Record extracts =
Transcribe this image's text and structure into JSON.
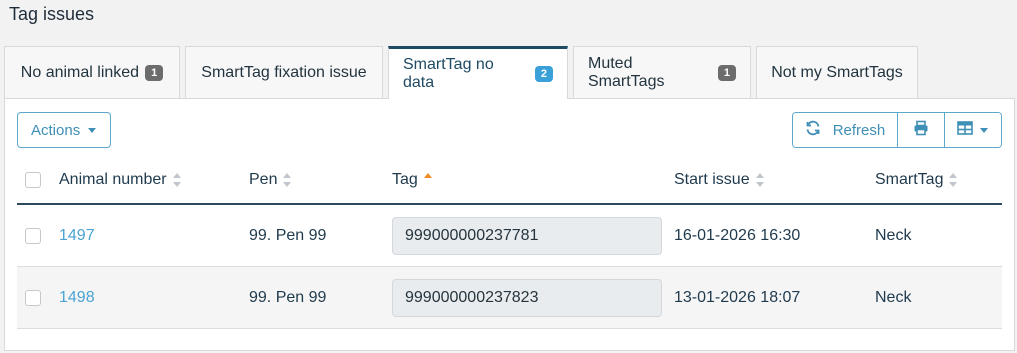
{
  "page": {
    "title": "Tag issues"
  },
  "tabs": [
    {
      "label": "No animal linked",
      "badge": "1"
    },
    {
      "label": "SmartTag fixation issue",
      "badge": ""
    },
    {
      "label": "SmartTag no data",
      "badge": "2"
    },
    {
      "label": "Muted SmartTags",
      "badge": "1"
    },
    {
      "label": "Not my SmartTags",
      "badge": ""
    }
  ],
  "toolbar": {
    "actions_label": "Actions",
    "refresh_label": "Refresh"
  },
  "table": {
    "columns": [
      "Animal number",
      "Pen",
      "Tag",
      "Start issue",
      "SmartTag"
    ],
    "sorted_column": "Tag",
    "sort_direction": "ascending",
    "rows": [
      {
        "animal_number": "1497",
        "pen": "99. Pen 99",
        "tag": "999000000237781",
        "start_issue": "16-01-2026 16:30",
        "smarttag": "Neck"
      },
      {
        "animal_number": "1498",
        "pen": "99. Pen 99",
        "tag": "999000000237823",
        "start_issue": "13-01-2026 18:07",
        "smarttag": "Neck"
      }
    ]
  },
  "icons": {
    "refresh": "refresh-icon",
    "print": "printer-icon",
    "view": "table-view-icon",
    "sort": "sort-icon"
  },
  "colors": {
    "accent": "#3f8fb6",
    "active_tab_border": "#1f4a63",
    "active_badge": "#3aa0d8",
    "badge": "#6c6c6c",
    "sort_active": "#f08a24",
    "link": "#4aa3d3"
  }
}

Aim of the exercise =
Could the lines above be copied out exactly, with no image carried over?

Expected answer =
Transcribe this image's text and structure into JSON.
{
  "page": {
    "title": "Tag issues"
  },
  "tabs": [
    {
      "label": "No animal linked",
      "badge": "1"
    },
    {
      "label": "SmartTag fixation issue",
      "badge": ""
    },
    {
      "label": "SmartTag no data",
      "badge": "2"
    },
    {
      "label": "Muted SmartTags",
      "badge": "1"
    },
    {
      "label": "Not my SmartTags",
      "badge": ""
    }
  ],
  "toolbar": {
    "actions_label": "Actions",
    "refresh_label": "Refresh"
  },
  "table": {
    "columns": [
      "Animal number",
      "Pen",
      "Tag",
      "Start issue",
      "SmartTag"
    ],
    "sorted_column": "Tag",
    "sort_direction": "ascending",
    "rows": [
      {
        "animal_number": "1497",
        "pen": "99. Pen 99",
        "tag": "999000000237781",
        "start_issue": "16-01-2026 16:30",
        "smarttag": "Neck"
      },
      {
        "animal_number": "1498",
        "pen": "99. Pen 99",
        "tag": "999000000237823",
        "start_issue": "13-01-2026 18:07",
        "smarttag": "Neck"
      }
    ]
  },
  "icons": {
    "refresh": "refresh-icon",
    "print": "printer-icon",
    "view": "table-view-icon",
    "sort": "sort-icon"
  },
  "colors": {
    "accent": "#3f8fb6",
    "active_tab_border": "#1f4a63",
    "active_badge": "#3aa0d8",
    "badge": "#6c6c6c",
    "sort_active": "#f08a24",
    "link": "#4aa3d3"
  }
}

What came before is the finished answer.